Transatlantic tensions grew last week when the EU's financial services commissioner, Michel Barnier, vowed to defend the proposals after they were criticized by U.S. Treasury Secretary Tim Geithner. He said in a letter to Barnier that the new rules may discriminate against U.S. funds. The plan would force funds based outside the EU to accept the rules if they attract investors from the 27-nation bloc.
EU officials meeting Tuesday removed the fund proposals from an agenda to be discussed by finance ministers. The aim remains to reach agreement during the first half of the year, an EU official said.
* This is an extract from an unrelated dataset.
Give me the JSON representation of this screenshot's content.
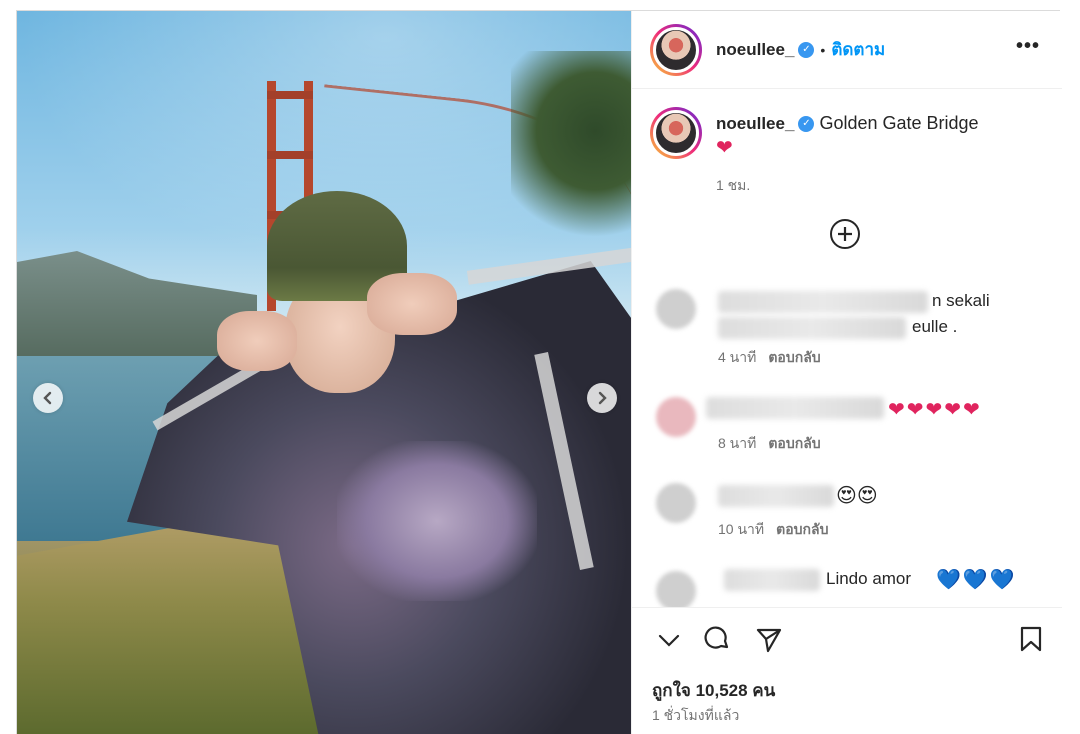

"Common sense is prevailing," Stephen Burke, a director at the hedge fund adviser IMS Consulting Group Ltd. in London, said. "We've been rushing to the edge of a precipice, and now they're holding back. It's going to give us a bit more time to get the right outcome."
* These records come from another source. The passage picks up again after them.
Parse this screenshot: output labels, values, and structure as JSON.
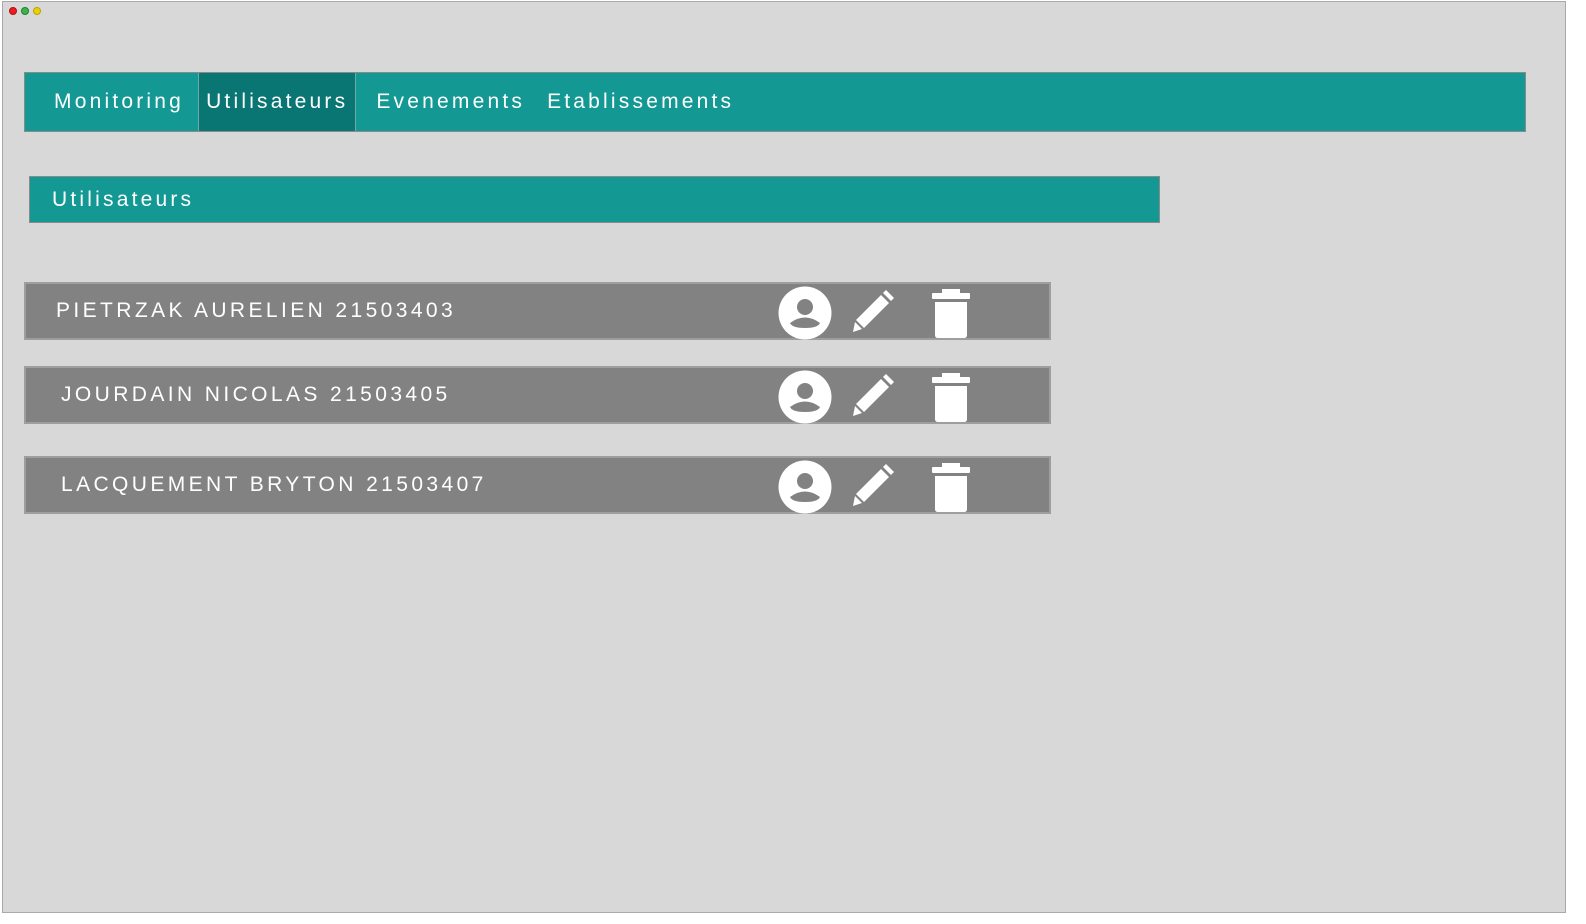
{
  "nav": {
    "tabs": [
      {
        "label": "Monitoring",
        "active": false
      },
      {
        "label": "Utilisateurs",
        "active": true
      },
      {
        "label": "Evenements",
        "active": false
      },
      {
        "label": "Etablissements",
        "active": false
      }
    ]
  },
  "section": {
    "title": "Utilisateurs"
  },
  "users": [
    {
      "label": "PIETRZAK AURELIEN 21503403"
    },
    {
      "label": "JOURDAIN NICOLAS 21503405"
    },
    {
      "label": "LACQUEMENT BRYTON 21503407"
    }
  ],
  "icons": {
    "profile": "account-circle-icon",
    "edit": "pencil-icon",
    "delete": "trash-icon"
  },
  "colors": {
    "nav_bg": "#139894",
    "nav_active_bg": "#0a7673",
    "row_bg": "#828282",
    "window_bg": "#d8d8d8"
  }
}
Nearly two-thirds of institutional investors polled by the European Private Equity and Venture Capital Association in Brussels said they would "substantially" reduce their holdings in European venture capital if the proposals go through, according to a survey of investors with 560 billion euros ($766 billion) under management.
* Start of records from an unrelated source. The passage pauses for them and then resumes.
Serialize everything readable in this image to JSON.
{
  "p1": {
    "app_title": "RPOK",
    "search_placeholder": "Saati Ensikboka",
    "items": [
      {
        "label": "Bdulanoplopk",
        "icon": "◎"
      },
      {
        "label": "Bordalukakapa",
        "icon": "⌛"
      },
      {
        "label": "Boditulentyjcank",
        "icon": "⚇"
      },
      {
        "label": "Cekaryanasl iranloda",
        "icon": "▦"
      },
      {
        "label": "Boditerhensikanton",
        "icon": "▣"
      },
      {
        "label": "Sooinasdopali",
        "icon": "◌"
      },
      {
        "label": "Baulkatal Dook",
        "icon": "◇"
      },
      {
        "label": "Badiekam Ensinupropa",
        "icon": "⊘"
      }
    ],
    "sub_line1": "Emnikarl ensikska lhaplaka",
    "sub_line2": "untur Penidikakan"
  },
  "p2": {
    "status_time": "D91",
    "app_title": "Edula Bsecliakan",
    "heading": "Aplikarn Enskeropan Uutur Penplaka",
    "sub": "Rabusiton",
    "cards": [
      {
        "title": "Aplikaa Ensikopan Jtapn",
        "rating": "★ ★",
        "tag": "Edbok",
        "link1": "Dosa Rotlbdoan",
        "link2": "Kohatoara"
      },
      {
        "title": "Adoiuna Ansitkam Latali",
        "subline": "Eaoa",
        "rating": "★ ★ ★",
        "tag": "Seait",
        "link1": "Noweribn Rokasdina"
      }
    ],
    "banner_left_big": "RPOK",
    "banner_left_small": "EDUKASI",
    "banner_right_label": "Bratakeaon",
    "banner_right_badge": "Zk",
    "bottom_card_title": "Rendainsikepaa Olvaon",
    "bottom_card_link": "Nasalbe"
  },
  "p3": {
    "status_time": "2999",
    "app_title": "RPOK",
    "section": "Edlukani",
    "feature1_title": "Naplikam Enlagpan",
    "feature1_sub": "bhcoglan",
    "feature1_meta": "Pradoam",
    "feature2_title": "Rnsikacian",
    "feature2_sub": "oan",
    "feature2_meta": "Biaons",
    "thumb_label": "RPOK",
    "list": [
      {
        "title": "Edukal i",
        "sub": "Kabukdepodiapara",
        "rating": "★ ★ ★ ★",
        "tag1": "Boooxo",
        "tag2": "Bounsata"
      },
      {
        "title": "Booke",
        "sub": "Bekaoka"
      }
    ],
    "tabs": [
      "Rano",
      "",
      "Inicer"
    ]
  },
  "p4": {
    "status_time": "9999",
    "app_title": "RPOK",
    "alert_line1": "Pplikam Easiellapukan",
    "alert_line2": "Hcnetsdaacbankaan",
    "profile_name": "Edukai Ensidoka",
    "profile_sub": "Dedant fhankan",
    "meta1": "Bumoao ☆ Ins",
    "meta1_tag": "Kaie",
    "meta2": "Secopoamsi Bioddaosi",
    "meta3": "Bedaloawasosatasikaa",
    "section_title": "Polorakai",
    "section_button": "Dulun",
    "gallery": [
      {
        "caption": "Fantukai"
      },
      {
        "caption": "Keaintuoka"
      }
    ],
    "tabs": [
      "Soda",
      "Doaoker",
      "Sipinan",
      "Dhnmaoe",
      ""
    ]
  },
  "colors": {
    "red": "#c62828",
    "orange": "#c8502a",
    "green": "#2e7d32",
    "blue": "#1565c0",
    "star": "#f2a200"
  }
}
"The big danger is that the protectionist aspect of the directive could spark a trade war," said Andrew Shrimpton, former head of hedge fund regulation at the U.K.'s Financial Services Authority who now advises hedge funds at Kinetic Partners LLP in London, an industry consultant. "It's going backward."
Europe's Alternative Investment Fund Management Directive, proposed a year ago, calls for limits on hedge fund borrowing, requires registration of funds with more than 100 million euros under management and imposes compensation restrictions.
One clause would mean European investors could only invest with managers domiciled in Europe, excluding funds based outside of Europe. Dutch pension plans have complained that it would limit their access to fund managers.
"The fund-raising provision, also called the 'third-country' provision, is the hot potato and is still disputed," said Richard Wilson, partner at Apax Partners LLP in London, and the chairman of the European private equity association. "We would not want the third-country provision to be approved because the net result will be less capital raised for European companies and less choice for European investors."
Barnier said Monday "there's still a way to go" before a final agreement on the directive.
"What's important is that the council has a mandate to work and put forward a compromise as soon as possible — that is to say, before June, July, with the European Parliament," Barnier said, referring to the EU's Council of Ministers, which is scheduled to discuss a possible agreement. Barnier was speaking to reporters after a meeting with Gary Gensler, the chairman of the Commodity Futures Trading Commission, in Brussels Monday. U.K. Prime Minister Gordon Brown and French President Nicolas Sarkozy discussed the EU directive last week and said they had narrowed their differences.